The present case is a proof of concept and now the scientists must do further trials to check the results can be replicated. If everything goes to plan the procedure could be available throughout the health service within the next decade for a range of cancers and inherited diseases and could mean that no child need die of leukaemia.
Doctors at GOSH have warned that while this is a great step forward, this may not be suitable treatment for all children – describing Layla as ‘one very strong little girl’.
Professor Paul Veys, the director of bone marrow transplant at Gosh and Layla’s head doctor, said the transformation was one of the most remarkable things he’d seen in 20 years:“As this was the first time that the treatment had been used, we didn’t know if or when it would work and so we were over the moon when it did. Her leukaemia was so aggressive that such a response is almost a miracle.”
“We’re in a wonderful place compared to where we were five months ago, but that doesn’t mean cure. The only way we will find out if this is a cure is by waiting that one or two years, but even having got this far from where we were is a major, major step.”
Prof Veys added: “This was the only possible mechanism of achieving a deep remission. There is a potential for cure.”
Waseem Qasim, a professor of cell and gene therapy at the UCL Institute of Child Health and a consultant immunologist at Gosh, said: “We have only used this treatment on one very strong little girl, and we have to be cautious about claiming that this will be a suitable treatment option for all children. But, this is a landmark in the use of new gene-engineering technology and the effects for this child have been staggering.
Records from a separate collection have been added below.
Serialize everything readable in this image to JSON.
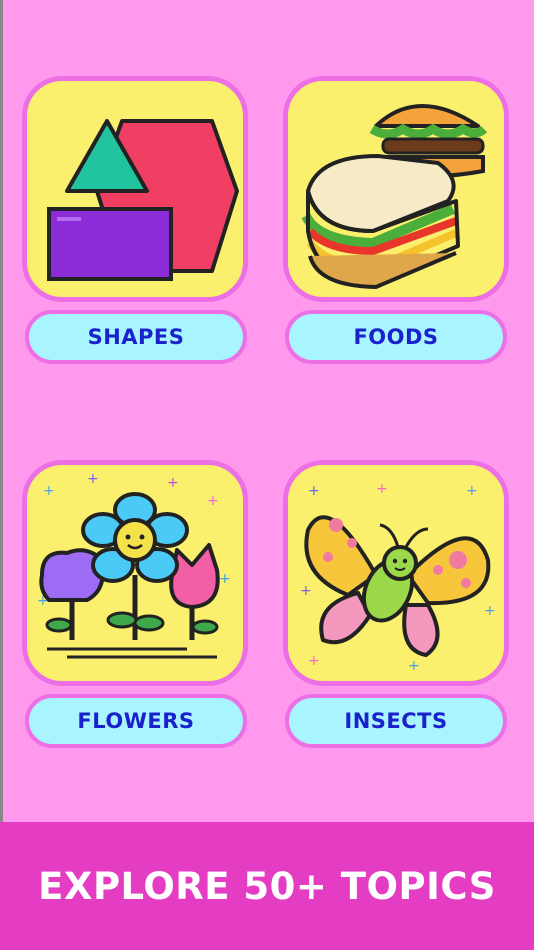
{
  "topics": [
    {
      "label": "SHAPES",
      "icon": "shapes-icon"
    },
    {
      "label": "FOODS",
      "icon": "sandwich-burger-icon"
    },
    {
      "label": "FLOWERS",
      "icon": "flowers-icon"
    },
    {
      "label": "INSECTS",
      "icon": "butterfly-icon"
    }
  ],
  "banner": {
    "text": "EXPLORE 50+ TOPICS"
  },
  "colors": {
    "background": "#ff99ee",
    "card": "#fbf06e",
    "card_border": "#ec6fe6",
    "pill": "#a8f4ff",
    "pill_text": "#1b22cc",
    "banner": "#e43dc4"
  }
}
If replicated, it could represent a huge step forward in treating leukaemia and other cancers.”
“This is the first time human cells, engineered in this particular way, have been given back to a patient and that was a big step for us. The technology is moving very fast, the ability to target very specific regions of the genome have suddenly become much more efficient and we think that this technology will be the next phase of treatments.”
“The technology itself has got enormous potential to correct other conditions where cells are engineered and given back to patients or to provide new properties to cells that allow them to be used in a way we can only imagine at the moment.”
Dr Sujith Samarasinghe in the Haematology and Oncology department at Great Ormond Street, added: “There was no other potentially curative option. We had tried every other available therapy in her. Typically the aggressive nature of these illnesses you are talking about a few months. So far the therapy looks promising.”
Dr Simon Waddington, Reader in Gene Transfer Technology, UCL, said: “The researchers have used this technology to create an off-the-shelf, generic cell therapy, rather than one specifically tailored for an individual patient. Therefore this could reduce the cost and complexity of the treatment, and ultimately bring benefit to a wider patient population.”
Dr Yalda Jamshidi, Senior Lecturer in Human Genetics, St George’s University Hospital Foundation Trust, added: “Gene editing is an exciting scientific advance with potential to treat many human genetic diseases. Importantly, unlike recent controversial reports of gene editing in human embryos with another technology modifications made to the T cells should not be passed on to future generations.”
Although doctors will not declare that the treatment is a success until around a year, they are hopeful that the cancer will not return. Because the treatment used donor cells, rather than patient-specific cells, scientists said it could herald a new era in genetic therapies.